How the North Dakota prairie shaped one family's life
Those Days, by Richard Critchfield. New York. Anchor Press/Doubleday. 419 pp. $19.50. During the chilly night of May 9, a cloud of atomic radiation from the disaster at Chernobyl passed over Massachusetts. That same night, I was deeply engrossed in Richard Critchfield's recently published ``Those Days.''
I was reading, in fact, its account of a turn-of-the-century camp out on the nighttime North Dakota prairie, describing how you could ``. . . lay back with your head on your arms and [take] in the whole star-sprinkled sky, immense and limitless out on the plains, like a sky at sea. Or the aurora borealis, the northern lights. . . . They came in shimmering flashes -- mainly green, but also yellow, red or purple -- rippling across the northern sky like a big gust of wind through a curtain. It was worth living for.''

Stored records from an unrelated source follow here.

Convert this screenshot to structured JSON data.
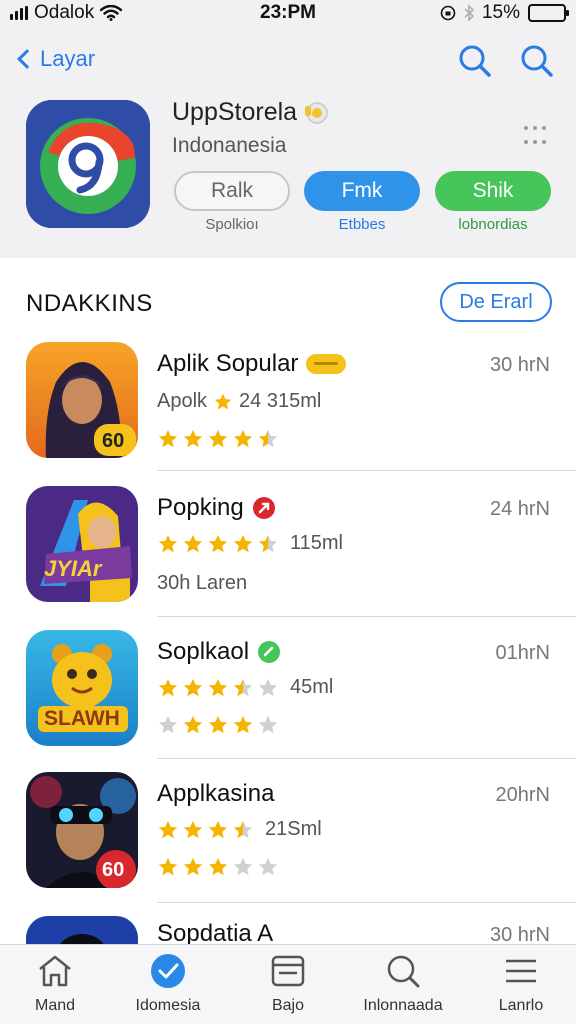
{
  "status": {
    "carrier": "Odalok",
    "time": "23:PM",
    "battery": "15%",
    "battery_level": 0.85
  },
  "header": {
    "back_label": "Layar",
    "app_name": "UppStorela",
    "app_subtitle": "Indonanesia",
    "pills": [
      {
        "label": "Ralk",
        "caption": "Spolkioı"
      },
      {
        "label": "Fmk",
        "caption": "Etbbes"
      },
      {
        "label": "Shik",
        "caption": "lobnordias"
      }
    ]
  },
  "section": {
    "title": "NDAKKINS",
    "see_all": "De Erarl"
  },
  "apps": [
    {
      "name": "Aplik Sopular",
      "meta": "Apolk",
      "meta_value": "24 315ml",
      "size": "30 hrN",
      "rating": 4.5,
      "icon_badge": "60"
    },
    {
      "name": "Popking",
      "meta_value": "115ml",
      "line2": "30h Laren",
      "size": "24 hrN",
      "rating": 4.5,
      "icon_text": "JYIAr"
    },
    {
      "name": "Soplkaol",
      "meta_value": "45ml",
      "size": "01hrN",
      "rating": 3.5,
      "rating2": 4,
      "icon_text": "SLAWH"
    },
    {
      "name": "Applkasina",
      "meta_value": "21Sml",
      "size": "20hrN",
      "rating": 3.5,
      "rating2": 3,
      "icon_badge": "60"
    },
    {
      "name": "Sopdatia A",
      "size": "30 hrN"
    }
  ],
  "tabs": [
    {
      "label": "Mand",
      "icon": "home-icon"
    },
    {
      "label": "Idomesia",
      "icon": "check-badge-icon"
    },
    {
      "label": "Bajo",
      "icon": "card-icon"
    },
    {
      "label": "Inlonnaada",
      "icon": "search-icon"
    },
    {
      "label": "Lanrlo",
      "icon": "list-icon"
    }
  ],
  "colors": {
    "accent": "#2a7be4",
    "star": "#f4b400",
    "star_empty": "#cfcfd4",
    "green_pill": "#46c55a"
  }
}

What have we come to? we ask, prompted by the profound juxtaposition of a cloud of nuclear residue and memories of a time when the air was so clear stars seemed to hang just beyond arm's reach. It is such contrasts -- sometimes painful, often inspiring -- that Critchfield captures in this story of a family -- his own.
How did Anne Louise Williams and Jim Critchfield -- the parents of author Richard Critchfield -- come to be married at the Methodist parsonage in Sumner, Iowa, on the 19th of April, 1913? Why did they settle on the bleak North Dakota prairies? Did they help shape their age -- or did it merely shape them? Finally, one might ask, is there anything of interest in a detailed examination of the lives of two such ordinary people?
The answer to the last question is a assured ``Yes.'' Author Critchfield artfully blends letters, clippings, photographs, diaries, and comments from those who knew his mother and father -- and other relatives -- back in ``those days.'' Further, he has carefully absorbed the ethos of an era.
A convenient ``fiction'' shows us what the records can't: the inner thoughts of several of the ``characters,'' but chiefly those of Anne and Jim. Assuming the role of these people, the author recounts in the first person their view of the Critchfield history. The result is an exciting, thoughtful, often profound, and always moving story.
It is acted out against the backdrop of the North Dakota prairie, which is as significant here as the heath is in Thomas Hardy's ``The Return of the Native.'' It is a character of vast, shaping force; powerful, but indifferent. It has two faces: the cruel face of burning summer and freezing winter; the benign and inviting face of peaceful, innocent solitude.
At first Jim farms but later, having completed medical school, he and Anne and their small family move to Maddock, North Dakota, where Jim begins his rural practice. We see, as do the Critchfields, that the governing force is the prairie, and that it works on and with human strengths -- and weaknesses. There is no refuge in town. While the farmer may wrestle directly with the elements, the country doctor deals with their aftereffects. We watch as Anne and Jim and their growing family are molded by the powerful elements and by less subtle traits of character. The interplay of Anne's strengths and Jim's weaknesses with the elements of earth and season is gripping; it takes us, era by era, right up to the present.
This interplay is the book's great strength: Set off against the sweep of historical events, the lives of ordinary people take on a larger meaning. We know where history is going; we wonder how these people will deal with it. We know depression and drought will come to North Dakota and we know what it did to the lives of thousands. But what will it do to Anne and Jim Critchfield? By their response we more accurately and painfully judge what we would have done or, perhaps, have already done.
Throughout the book we sense echoes of the great myths: Edenic innocence; loss of innocence; the flight from Eden. Indeed, as the book jacket reminds us, ``Those Days'' is in the tradition of Sherwood Anderson and Willa Cather, but more specifically it echoes a book now almost forgotten: Ole Rolvaag's ``Giants in the Earth.''
And, finally, to every reader -- but especially to those few of us who grew up on the North Dakota prairie -- it is a reminder that not all the drama of our nation's acquisition of identity or of the molding of its peoples took place in the Colonial Northeast, the antebellum South, or the gold-rush West. For an engrossing account of the forces that shaped the Middle West, look no further than ``Those Days.''